Carys Nelkon, Head of Programmes

I oversee all of our work with young people here at Arts Emergency. Our team and volunteers have done a lot of quick thinking and pivoting during this crisis. We’re doing everything we can to make sure that long term support is available for young people so that this crisis doesn’t put them at a further disadvantage. We want them to know that the future is still theirs for the taking.

A few ways we’ve been helping young people:

  • Mentoring has moved online and become more focussed on wellbeing, routine and keeping up with schoolwork. 82% of our mentees told us Arts Emergency has had a positive effect on their life during lockdown.
  • We’ve stepped up support for those experiencing really difficult circumstances.
  • We coordinated 72 online work experience placements across the UK at organisations including the BBC, Time Out and Curtis Brown literary agency. 96% of placement attendees feel confident that what they learnt during these placements will help them in the future.
  • Our monthly opportunity emails have included online courses, the internet’s best cultural content and extra support from our Network.
  • We recognised that young people found a lack of privacy when speaking with their mentors as a barrier during lockdown. To help, we sent out over 40 headphones sets to assist with remote mentoring.
  • We’ve been collating and sharing reliable and up to date information on exams, school and higher education.
  • Hetty, our London Programme Officer, designed beautiful illustrated worksheets for mentor pairs.
  • We launched our Youth Collective, training seven inspiring young people to lead on advocacy and community building over the next 18 months.
  • We curated an online residency to help our young people to feel more confident, inspired and to encourage mental wellbeing. We heard from amazing speakers including Travis Alabanza, Amina Gichinga, Yomi Adegoke, Nicole Crentsil and Nikesh Shukla.
  • We're running regular careers-focused online workshops and Q&A sessions with 26 volunteer arts professionals.
  • We continue to connect our Young Community to the Arts Emergency Network through our Wish List, we’ve made 120 connections this year so far.
  • We’ve also sent out over 120 creative packs to young people across the country.

We’ve also been working hard to prepare for 2021, it’ll be our first year running a mentoring scheme in Merseyside and we’re also increasing nationwide by opening up mentoring to 18-25 year olds. In January, we’ll be working with more young people than ever before.

I am reminded time and again working at Arts Emergency of how strong we can be when we work together. Because of our network, we were able to deliver all these opportunities. At a time where nearly everything else was seemingly cancelled, our community has shown up.
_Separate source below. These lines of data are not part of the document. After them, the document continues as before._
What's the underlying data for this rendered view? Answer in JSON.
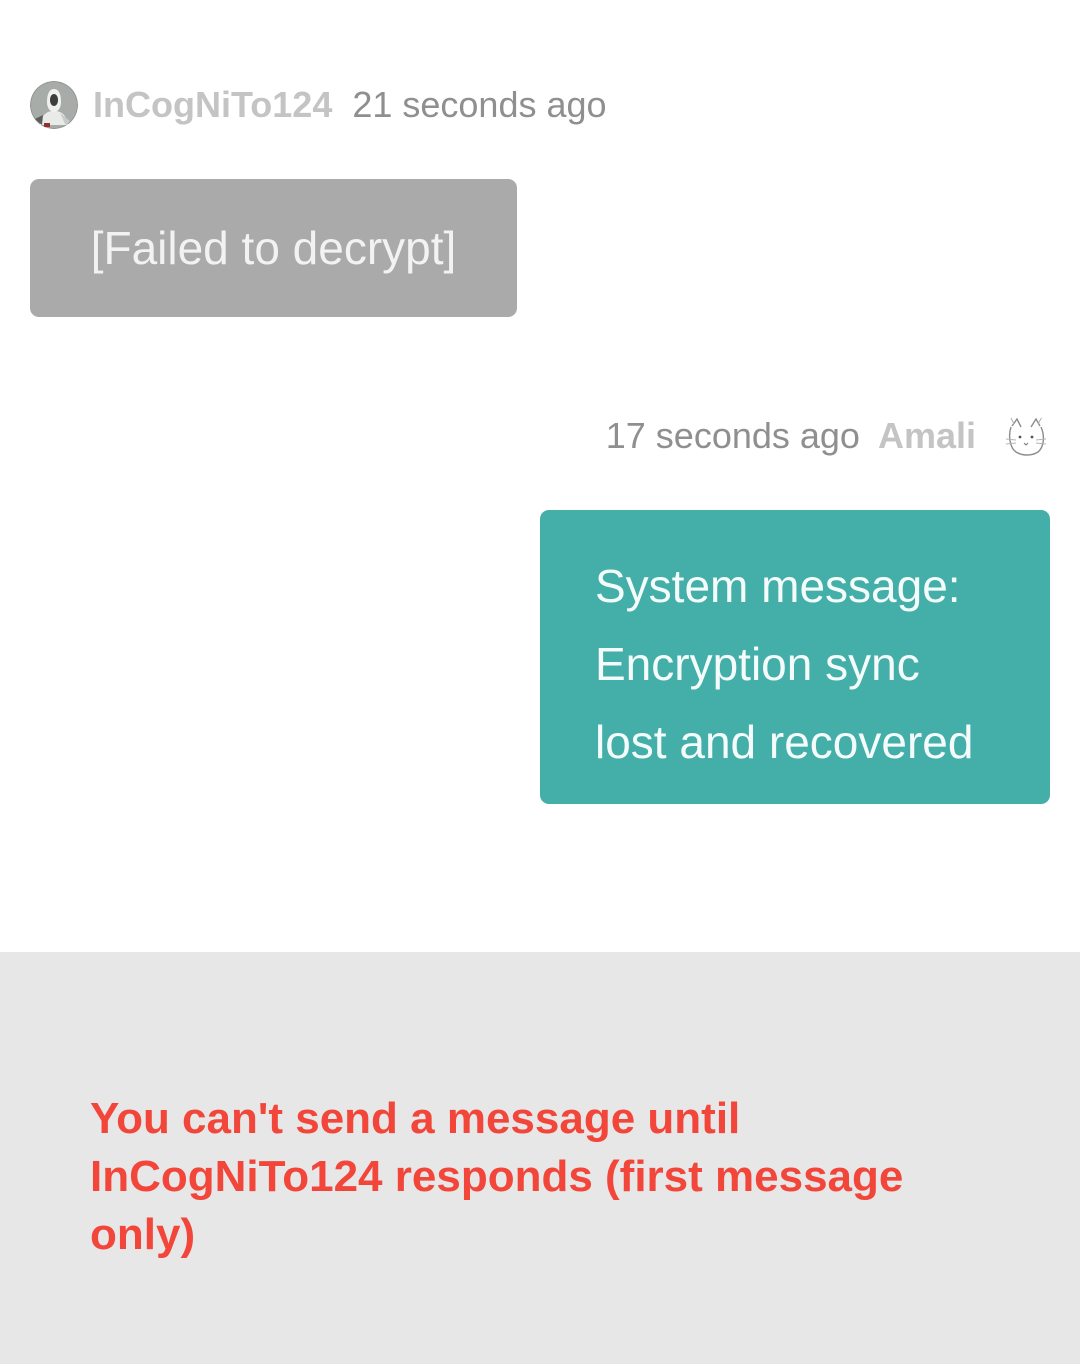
{
  "messages": [
    {
      "direction": "incoming",
      "sender": "InCogNiTo124",
      "time": "21 seconds ago",
      "avatar_icon": "avatar-hooded-figure-icon",
      "text": "[Failed to decrypt]"
    },
    {
      "direction": "outgoing",
      "sender": "Amali",
      "time": "17 seconds ago",
      "avatar_icon": "avatar-cat-sketch-icon",
      "lines": [
        "System message:",
        "Encryption sync",
        "lost and recovered"
      ]
    }
  ],
  "footer": {
    "notice": "You can't send a message until InCogNiTo124 responds (first message only)"
  },
  "colors": {
    "failed_bubble": "#aaaaaa",
    "system_bubble": "#44aea9",
    "notice_text": "#f2463a",
    "footer_bg": "#e7e7e7",
    "username": "#c4c4c4",
    "timestamp": "#8f8f8f"
  }
}
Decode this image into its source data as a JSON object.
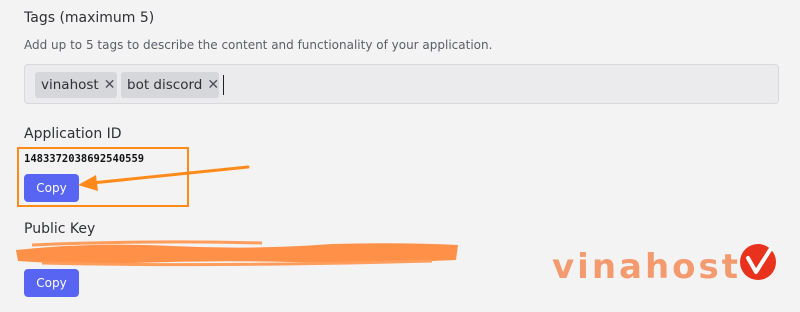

I want to say a big thank you to all the volunteers, donors, mentors, teachers, staff and of course the young people who put their energy into making the world a more equitable and creative place. I hope that you feel proud to be part of Arts Emergency. It’s your organisation and we couldn’t exist without you. We’re here for the long haul and we’re going to continue to work towards a better world together.